In his TED Talk, Alain De Botton right off the bat, explains that we as humans have an idea of our individual lives. We picture how our career is going to be, how our family will act, how much money we will make, and so on. Until our visions of the future come in contact with reality, and anxiety about our lives becomes overwhelming. An example of a real world experience according to De Botton is getting asked the question, "What do you do?". Being unsure of your life or feeling lesser than the person to you right, can cause depression and severe anxiety, which in a way is a tragedy having to do with one's emotional self.
Our society has also put pressure on doing anything you want and as much as you can in your life time. There is no limit to what you can do with your life, which puts pressure on everyone to rise up and be better than the best. With this, Botton brings up that envy is a big issue, "everybody is the same and yet they are not... the spirit of equality, combined with deep inequalities which makes for a very stressful situation". In our meritocratic society, we feel that if someone doesn't get to the top, they are losers and they deserve to be there. This means we are in the "driver's seat" of our lives, which puts terrible stress and anxiety on the people on the bottom.
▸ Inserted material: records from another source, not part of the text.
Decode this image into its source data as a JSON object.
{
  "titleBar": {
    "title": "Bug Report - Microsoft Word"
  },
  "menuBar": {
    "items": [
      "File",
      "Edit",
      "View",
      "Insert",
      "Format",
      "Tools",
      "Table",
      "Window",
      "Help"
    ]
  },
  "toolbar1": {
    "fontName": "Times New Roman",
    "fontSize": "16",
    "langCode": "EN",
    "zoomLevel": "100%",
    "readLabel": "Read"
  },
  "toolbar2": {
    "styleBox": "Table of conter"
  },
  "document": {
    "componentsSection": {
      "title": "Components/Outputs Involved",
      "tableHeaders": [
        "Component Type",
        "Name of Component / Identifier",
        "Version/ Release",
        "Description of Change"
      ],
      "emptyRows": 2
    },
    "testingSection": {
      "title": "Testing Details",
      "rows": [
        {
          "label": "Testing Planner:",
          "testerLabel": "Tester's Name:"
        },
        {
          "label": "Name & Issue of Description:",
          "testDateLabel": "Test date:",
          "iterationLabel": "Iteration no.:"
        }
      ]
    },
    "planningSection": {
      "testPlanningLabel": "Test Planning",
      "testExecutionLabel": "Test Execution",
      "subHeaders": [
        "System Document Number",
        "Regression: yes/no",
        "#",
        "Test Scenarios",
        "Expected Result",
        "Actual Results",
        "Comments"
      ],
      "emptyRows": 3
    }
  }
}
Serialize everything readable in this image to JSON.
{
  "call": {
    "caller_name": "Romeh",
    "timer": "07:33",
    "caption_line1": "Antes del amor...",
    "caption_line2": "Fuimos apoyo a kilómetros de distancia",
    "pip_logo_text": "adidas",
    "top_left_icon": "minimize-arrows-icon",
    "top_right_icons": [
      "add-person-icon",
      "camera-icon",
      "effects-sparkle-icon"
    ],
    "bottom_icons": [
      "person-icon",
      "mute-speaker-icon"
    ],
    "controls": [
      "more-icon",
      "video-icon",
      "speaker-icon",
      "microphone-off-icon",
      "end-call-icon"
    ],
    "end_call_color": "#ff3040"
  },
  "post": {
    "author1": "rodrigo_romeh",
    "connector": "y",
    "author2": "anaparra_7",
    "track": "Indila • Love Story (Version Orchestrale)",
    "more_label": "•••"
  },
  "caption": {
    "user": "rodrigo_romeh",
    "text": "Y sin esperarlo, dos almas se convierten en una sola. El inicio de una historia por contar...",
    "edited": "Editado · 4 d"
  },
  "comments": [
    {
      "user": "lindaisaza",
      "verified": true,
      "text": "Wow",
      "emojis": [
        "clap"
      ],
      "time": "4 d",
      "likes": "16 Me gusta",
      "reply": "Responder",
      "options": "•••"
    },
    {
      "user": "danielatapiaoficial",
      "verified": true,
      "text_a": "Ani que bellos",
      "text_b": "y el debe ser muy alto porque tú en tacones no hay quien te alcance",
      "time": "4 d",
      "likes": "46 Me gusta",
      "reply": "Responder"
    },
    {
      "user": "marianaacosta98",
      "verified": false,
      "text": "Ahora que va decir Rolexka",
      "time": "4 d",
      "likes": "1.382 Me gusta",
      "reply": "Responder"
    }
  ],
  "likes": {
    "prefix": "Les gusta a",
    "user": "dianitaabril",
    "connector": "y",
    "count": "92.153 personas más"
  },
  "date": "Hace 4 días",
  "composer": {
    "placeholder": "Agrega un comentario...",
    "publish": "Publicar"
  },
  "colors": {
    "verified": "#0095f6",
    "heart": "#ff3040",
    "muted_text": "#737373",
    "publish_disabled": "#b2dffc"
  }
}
De Botton goes on to talk about how tragedy is different, and can be looked at in new ways by everyone. His example of this is a local tabloid making up crazy headers for stories that don't matter, or that aren't as bad as the header reads. As a society, we make up tragedies, and place tragedies on other people. We cause our own, and each other's tragedies, but that is just how our society works now.
Tragedy, to me is having something unexpected, and horrible happen to you. It is something that harms you or a loved one that you can't control. Examples of what I personally believe to be tragic are; a terrible car accident, an unexpected family emergency, or cancer. These are a few things that I consider to be tragic. Tragedies are things that you can not control. Either during the event or the outcome of it. It isn't something that people want to have happen, or wish upon themselves or others. However this is just my view of a tragedy, which makes me think, what is a tragedy? Where do tragedies come from?
According to Wikipedia, the origins of tragedy stem from ancient Greece. It was a form of drama - human suffering, isn't that nice?- which gave the viewers pleasure. Since it is from ancient Greece, all of the famous philosophers we hear about (Plato, Aristotle, Saint Augustine, and more) have analyzed, criticized and worked on this genre. So a tragedy is a little off of what my view of it was. It is the enjoyment of watching other people have terrible things happen to them.
Another version of tragedy is known as "tragedy of the commons." It is where an individual in a shared resource system, behaves contrary to the whole group to deplete or harm the resources they share. This is seen in many of the things humans do without really realizing it. We fish excessively, which depletes the amount of fish in our lakes and oceans. We don't take care of the environment as well was we could, which leads to global warming. It is also shown in politics, taxation, and other things.
These topics are interesting to me. I have never thought of a tragedy in these ways before. I have always been under the impression that a tragedy is a real event that harms a person, so it was surprising to me to in out that tragedies started as a drama for people to enjoy. I also thought it was interesting that a tragedy can happen to a large group of people, because of the decisions of one person. To go with that idea, it made me realize that humans do that on a daily basis, whether we notice it or not. Overall this opened my eyes to tragedies, and I am excited to work on them more in class.